**Supplied data:**
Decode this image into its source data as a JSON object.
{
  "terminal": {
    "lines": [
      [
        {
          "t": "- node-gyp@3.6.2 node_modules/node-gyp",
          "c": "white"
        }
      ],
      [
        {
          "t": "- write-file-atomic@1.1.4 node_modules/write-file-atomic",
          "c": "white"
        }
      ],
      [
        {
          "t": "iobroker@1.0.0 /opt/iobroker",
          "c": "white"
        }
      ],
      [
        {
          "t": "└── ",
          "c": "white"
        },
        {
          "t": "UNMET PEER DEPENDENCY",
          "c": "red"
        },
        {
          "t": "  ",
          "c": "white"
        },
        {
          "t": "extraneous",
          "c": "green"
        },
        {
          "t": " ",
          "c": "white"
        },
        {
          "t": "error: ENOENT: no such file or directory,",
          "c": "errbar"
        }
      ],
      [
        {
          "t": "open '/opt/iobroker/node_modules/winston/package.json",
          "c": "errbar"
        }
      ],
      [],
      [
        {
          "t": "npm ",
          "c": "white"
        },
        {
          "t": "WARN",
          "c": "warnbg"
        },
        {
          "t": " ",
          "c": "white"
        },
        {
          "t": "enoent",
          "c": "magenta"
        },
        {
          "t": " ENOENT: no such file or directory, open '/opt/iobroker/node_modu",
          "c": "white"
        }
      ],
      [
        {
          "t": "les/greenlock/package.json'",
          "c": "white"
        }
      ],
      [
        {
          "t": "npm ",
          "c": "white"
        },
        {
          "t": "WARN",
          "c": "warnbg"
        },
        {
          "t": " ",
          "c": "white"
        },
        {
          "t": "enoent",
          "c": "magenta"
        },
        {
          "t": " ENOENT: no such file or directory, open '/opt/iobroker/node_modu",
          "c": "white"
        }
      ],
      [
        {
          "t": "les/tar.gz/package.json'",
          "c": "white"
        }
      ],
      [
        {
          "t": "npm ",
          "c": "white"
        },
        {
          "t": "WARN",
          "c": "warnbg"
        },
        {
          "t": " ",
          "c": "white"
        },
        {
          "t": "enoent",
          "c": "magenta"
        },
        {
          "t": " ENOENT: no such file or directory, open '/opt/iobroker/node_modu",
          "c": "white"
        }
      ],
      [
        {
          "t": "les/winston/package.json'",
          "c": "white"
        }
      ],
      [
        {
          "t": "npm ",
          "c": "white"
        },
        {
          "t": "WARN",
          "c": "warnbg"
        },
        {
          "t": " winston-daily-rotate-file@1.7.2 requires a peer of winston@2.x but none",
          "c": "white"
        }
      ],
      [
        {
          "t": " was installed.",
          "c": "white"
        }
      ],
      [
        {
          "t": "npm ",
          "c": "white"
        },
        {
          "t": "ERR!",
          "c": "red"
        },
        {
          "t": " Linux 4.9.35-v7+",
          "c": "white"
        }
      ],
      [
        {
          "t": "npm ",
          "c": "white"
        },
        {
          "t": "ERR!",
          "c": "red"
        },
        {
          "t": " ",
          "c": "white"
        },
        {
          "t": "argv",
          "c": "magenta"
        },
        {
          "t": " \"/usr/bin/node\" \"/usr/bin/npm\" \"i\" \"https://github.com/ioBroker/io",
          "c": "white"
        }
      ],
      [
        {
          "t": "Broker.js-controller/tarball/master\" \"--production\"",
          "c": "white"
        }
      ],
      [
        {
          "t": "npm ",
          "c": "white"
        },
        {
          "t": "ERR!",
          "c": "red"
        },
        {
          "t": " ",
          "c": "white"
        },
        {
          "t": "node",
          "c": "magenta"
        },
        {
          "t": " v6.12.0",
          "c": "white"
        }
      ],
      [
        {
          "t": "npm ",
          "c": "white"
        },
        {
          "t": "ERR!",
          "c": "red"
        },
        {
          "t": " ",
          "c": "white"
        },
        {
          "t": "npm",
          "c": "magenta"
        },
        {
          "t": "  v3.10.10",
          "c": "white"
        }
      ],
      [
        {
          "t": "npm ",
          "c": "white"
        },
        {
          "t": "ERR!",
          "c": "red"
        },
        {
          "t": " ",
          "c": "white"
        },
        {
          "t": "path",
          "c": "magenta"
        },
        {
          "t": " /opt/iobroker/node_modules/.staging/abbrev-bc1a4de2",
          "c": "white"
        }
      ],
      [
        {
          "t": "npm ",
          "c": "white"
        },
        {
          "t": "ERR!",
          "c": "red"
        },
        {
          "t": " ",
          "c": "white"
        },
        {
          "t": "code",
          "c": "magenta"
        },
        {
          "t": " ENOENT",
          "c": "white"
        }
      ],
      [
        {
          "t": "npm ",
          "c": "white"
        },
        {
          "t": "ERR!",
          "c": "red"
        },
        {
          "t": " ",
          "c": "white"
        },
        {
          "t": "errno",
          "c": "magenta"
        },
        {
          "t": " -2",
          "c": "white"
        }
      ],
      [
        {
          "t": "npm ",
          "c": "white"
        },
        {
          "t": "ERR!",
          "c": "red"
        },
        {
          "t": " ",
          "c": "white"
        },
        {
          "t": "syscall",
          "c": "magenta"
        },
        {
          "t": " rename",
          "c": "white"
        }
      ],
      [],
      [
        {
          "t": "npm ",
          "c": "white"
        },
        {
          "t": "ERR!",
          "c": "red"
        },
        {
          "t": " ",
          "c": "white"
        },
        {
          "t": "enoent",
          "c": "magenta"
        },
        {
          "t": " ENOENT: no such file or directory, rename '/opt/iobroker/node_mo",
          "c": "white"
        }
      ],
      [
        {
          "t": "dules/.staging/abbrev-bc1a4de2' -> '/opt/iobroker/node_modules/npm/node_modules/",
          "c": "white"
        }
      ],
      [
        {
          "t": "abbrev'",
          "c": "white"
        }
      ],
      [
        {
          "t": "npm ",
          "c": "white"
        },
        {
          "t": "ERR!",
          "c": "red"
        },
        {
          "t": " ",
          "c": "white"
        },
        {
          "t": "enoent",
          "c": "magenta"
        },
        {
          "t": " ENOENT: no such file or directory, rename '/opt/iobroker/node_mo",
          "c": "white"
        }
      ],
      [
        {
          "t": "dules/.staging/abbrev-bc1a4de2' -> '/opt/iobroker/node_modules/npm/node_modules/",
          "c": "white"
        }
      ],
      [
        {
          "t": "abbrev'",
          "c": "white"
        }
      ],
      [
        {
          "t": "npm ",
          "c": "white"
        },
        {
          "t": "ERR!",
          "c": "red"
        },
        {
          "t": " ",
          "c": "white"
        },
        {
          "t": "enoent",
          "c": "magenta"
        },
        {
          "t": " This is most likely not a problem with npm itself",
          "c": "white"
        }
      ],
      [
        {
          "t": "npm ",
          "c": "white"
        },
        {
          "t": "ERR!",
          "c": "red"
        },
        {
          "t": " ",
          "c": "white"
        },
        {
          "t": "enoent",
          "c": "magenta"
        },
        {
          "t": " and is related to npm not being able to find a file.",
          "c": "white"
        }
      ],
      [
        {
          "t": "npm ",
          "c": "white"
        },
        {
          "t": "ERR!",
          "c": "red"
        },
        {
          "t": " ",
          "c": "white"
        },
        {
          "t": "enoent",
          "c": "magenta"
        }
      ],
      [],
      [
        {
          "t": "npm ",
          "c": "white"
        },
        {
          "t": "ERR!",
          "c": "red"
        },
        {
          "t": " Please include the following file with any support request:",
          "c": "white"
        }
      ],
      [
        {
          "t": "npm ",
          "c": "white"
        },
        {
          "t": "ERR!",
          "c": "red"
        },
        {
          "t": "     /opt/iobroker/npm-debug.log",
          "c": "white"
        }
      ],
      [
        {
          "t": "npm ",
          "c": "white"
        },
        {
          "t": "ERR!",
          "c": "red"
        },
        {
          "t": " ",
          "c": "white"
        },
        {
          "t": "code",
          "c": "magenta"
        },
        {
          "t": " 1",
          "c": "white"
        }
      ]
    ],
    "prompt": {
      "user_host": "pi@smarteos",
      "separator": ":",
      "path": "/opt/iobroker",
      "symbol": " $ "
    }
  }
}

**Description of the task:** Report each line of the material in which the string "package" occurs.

**Result for this exercise:**
          "t": "open '/opt/iobroker/node_modules/winston/package.json",
          "t": "les/greenlock/package.json'",
          "t": "les/tar.gz/package.json'",
          "t": "les/winston/package.json'",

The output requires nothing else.